Who would have thought that the Ford Motor Company’s Model T showroom on Live Oak Avenue with its uneven floors, wobbly tables, and eclectic demeanor would have another life many decades after it was built by Ford Motor Company in 1916? Remember that World War I was in full swing during the year the Ford garage and showroom were built although the US did not enter the war until 1917.
Gazing at Kafe´Kokopelli and her two neighbors to the east, Rolando’s Cigar Lounge and American Pizza Oven, note that the front of the building on Meridian was the car show room and sales offices until the 1970s. The back of the garage hosted service bays and mechanics. Mack Clyde Autrey sold many early Ford vehicles of various models and advertised weekly in the newspapers. He and his family eventually established Ford dealerships throughout Florida. (Several photos of advertisements).
When Ford opened a new location on the outskirts of town, the building hosted various businesses over time.

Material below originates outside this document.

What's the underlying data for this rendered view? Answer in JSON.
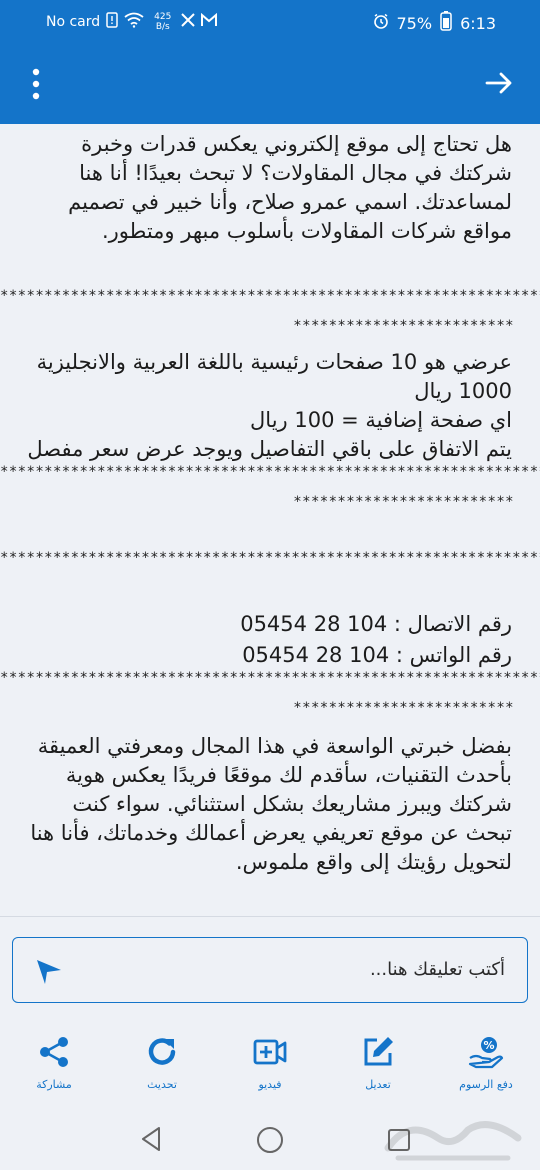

In 1997 the space was converted by community member and stylish designer entrepreneur, Gail Greenfelder and her husband Glen Greenfelder, a lawyer in Dade City, into a 150-seat restaurant with two banquet rooms, the Cypress Room and the Citrus Room. Creatively entitled Kafe Kokopelli, a moniker derived from the southwest Native American Indian God, it has a huge following some twenty-five years later. Kokopelli was the flute player and God of Fertility, believed to provide seeds for planting in the Spring in order to foster a plentiful harvest. Two other spaces were carved out of the old garage that house the lovely spaces occupied by Rolando’s Cigar Lounge and American Pizza Oven Dade City which also have great histories!
In the early years of the automobile, rivalry was ongoing in Dade City as Highland Motors, Clark’s Dodge, Hutton Motors, Pasco Motors, Casey Motors, Dade City Nash, L.S. Ferguson’s Jewett vehicle, Brooker’s Star Six Vehicle, William’s Dodge Motors, and Dial’s Hudson shop opened shops, to name a few. A new culture was born and citizens had enormous interest. Many of the shops also sold replacement engines, various brands of tires and did mechanical work. The newspapers had competitive advertisements with deals posted in the local newspapers. Ford was known as Dade City Motors and Chevrolet was Pasco Motors and their efforts were increasingly rivalrous as the population was growing accustomed to automobiles as a replacement for horse and wagon.